Activity:
Print each record exactly as it appears, but drop the images.

Material supplied:
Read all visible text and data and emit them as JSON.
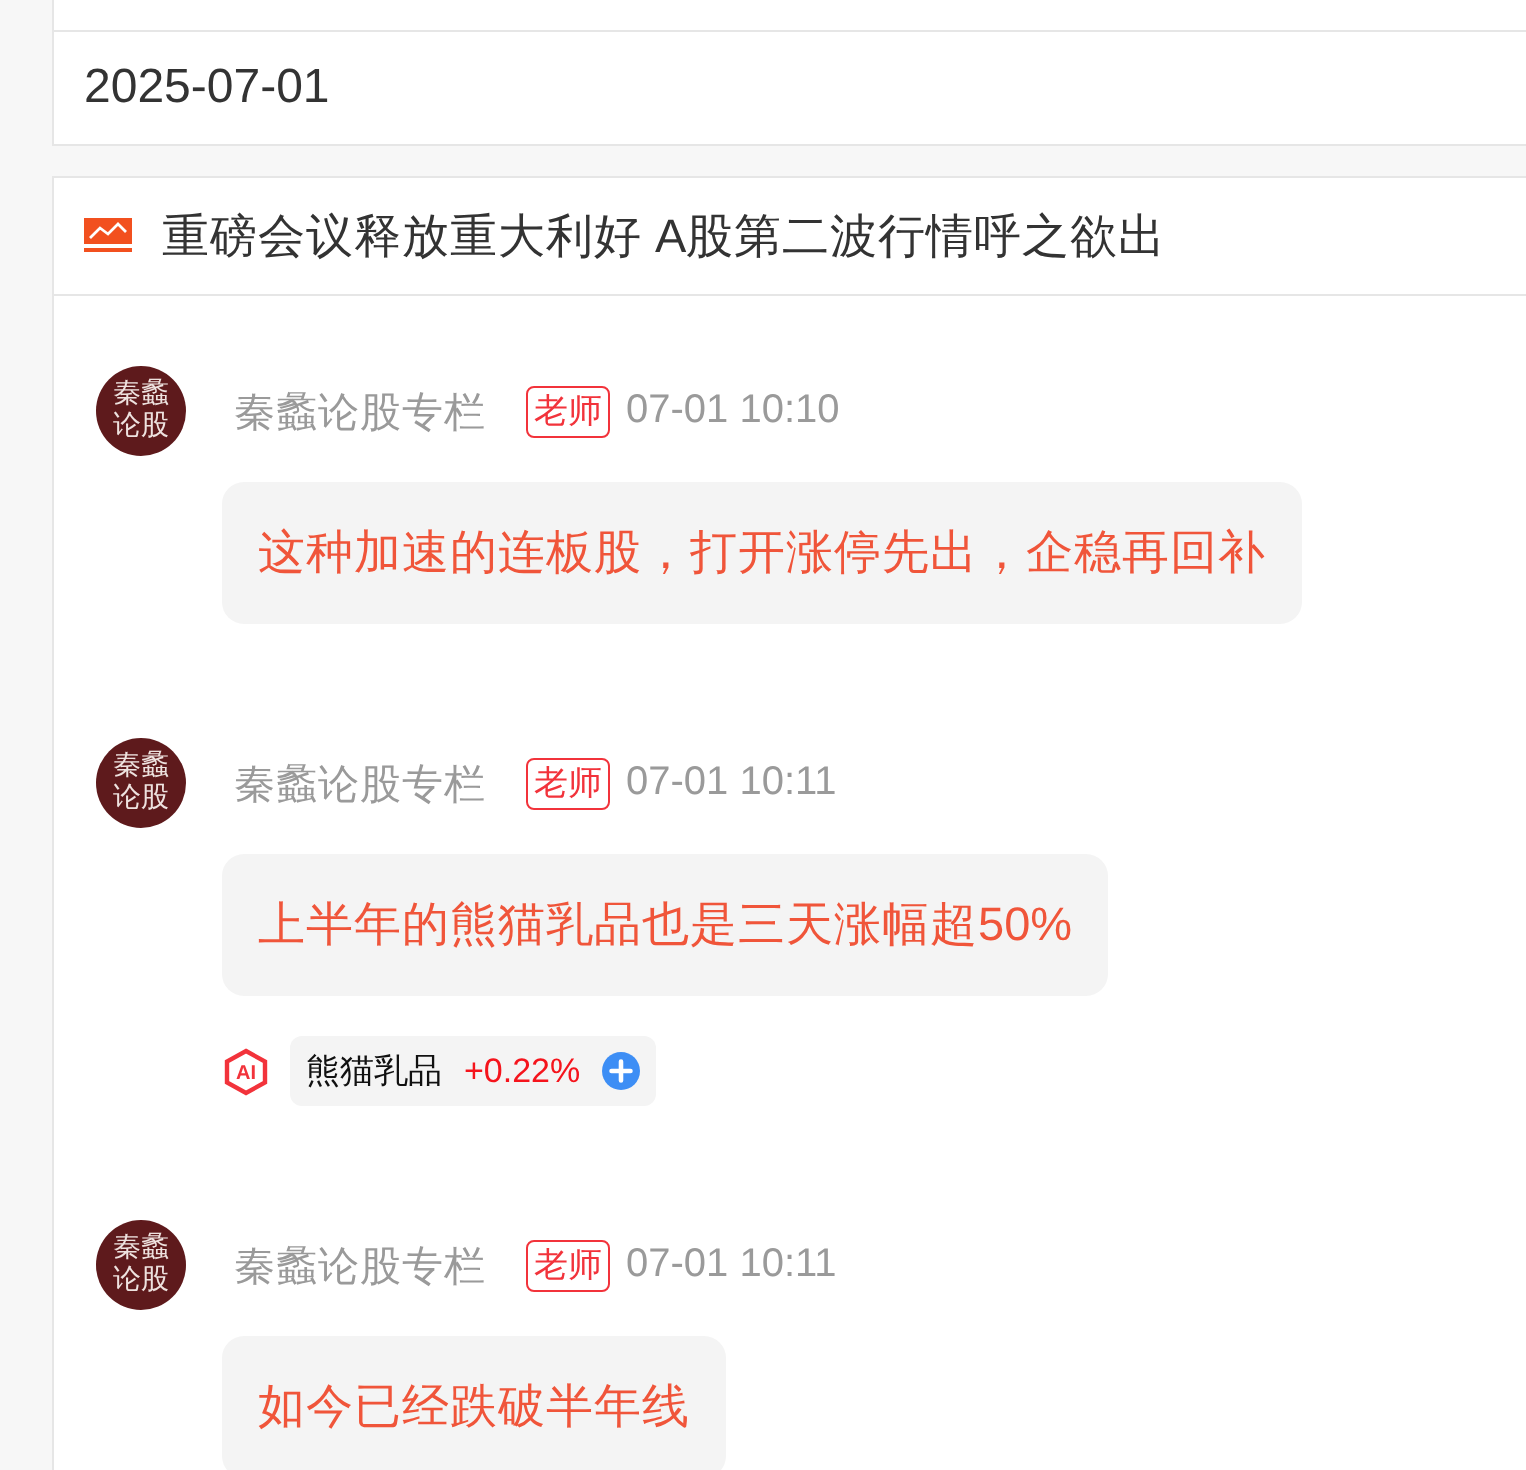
{
  "date_header": {
    "text": "2025-07-01"
  },
  "article": {
    "title": "重磅会议释放重大利好 A股第二波行情呼之欲出",
    "messages": [
      {
        "avatar_text": "秦蠡论股",
        "author": "秦蠡论股专栏",
        "badge": "老师",
        "time": "07-01 10:10",
        "text": "这种加速的连板股，打开涨停先出，企稳再回补"
      },
      {
        "avatar_text": "秦蠡论股",
        "author": "秦蠡论股专栏",
        "badge": "老师",
        "time": "07-01 10:11",
        "text": "上半年的熊猫乳品也是三天涨幅超50%",
        "stocks": [
          {
            "ai_mark": "AI",
            "name": "熊猫乳品",
            "change": "+0.22%"
          }
        ]
      },
      {
        "avatar_text": "秦蠡论股",
        "author": "秦蠡论股专栏",
        "badge": "老师",
        "time": "07-01 10:11",
        "text": "如今已经跌破半年线"
      }
    ]
  }
}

The answer:
Read all visible text and data and emit them as JSON.
{
  "date_header": {
    "text": "2025-07-01"
  },
  "article": {
    "title": "重磅会议释放重大利好 A股第二波行情呼之欲出",
    "messages": [
      {
        "avatar_text": "秦蠡论股",
        "author": "秦蠡论股专栏",
        "badge": "老师",
        "time": "07-01 10:10",
        "text": "这种加速的连板股，打开涨停先出，企稳再回补"
      },
      {
        "avatar_text": "秦蠡论股",
        "author": "秦蠡论股专栏",
        "badge": "老师",
        "time": "07-01 10:11",
        "text": "上半年的熊猫乳品也是三天涨幅超50%",
        "stocks": [
          {
            "ai_mark": "AI",
            "name": "熊猫乳品",
            "change": "+0.22%"
          }
        ]
      },
      {
        "avatar_text": "秦蠡论股",
        "author": "秦蠡论股专栏",
        "badge": "老师",
        "time": "07-01 10:11",
        "text": "如今已经跌破半年线"
      }
    ]
  }
}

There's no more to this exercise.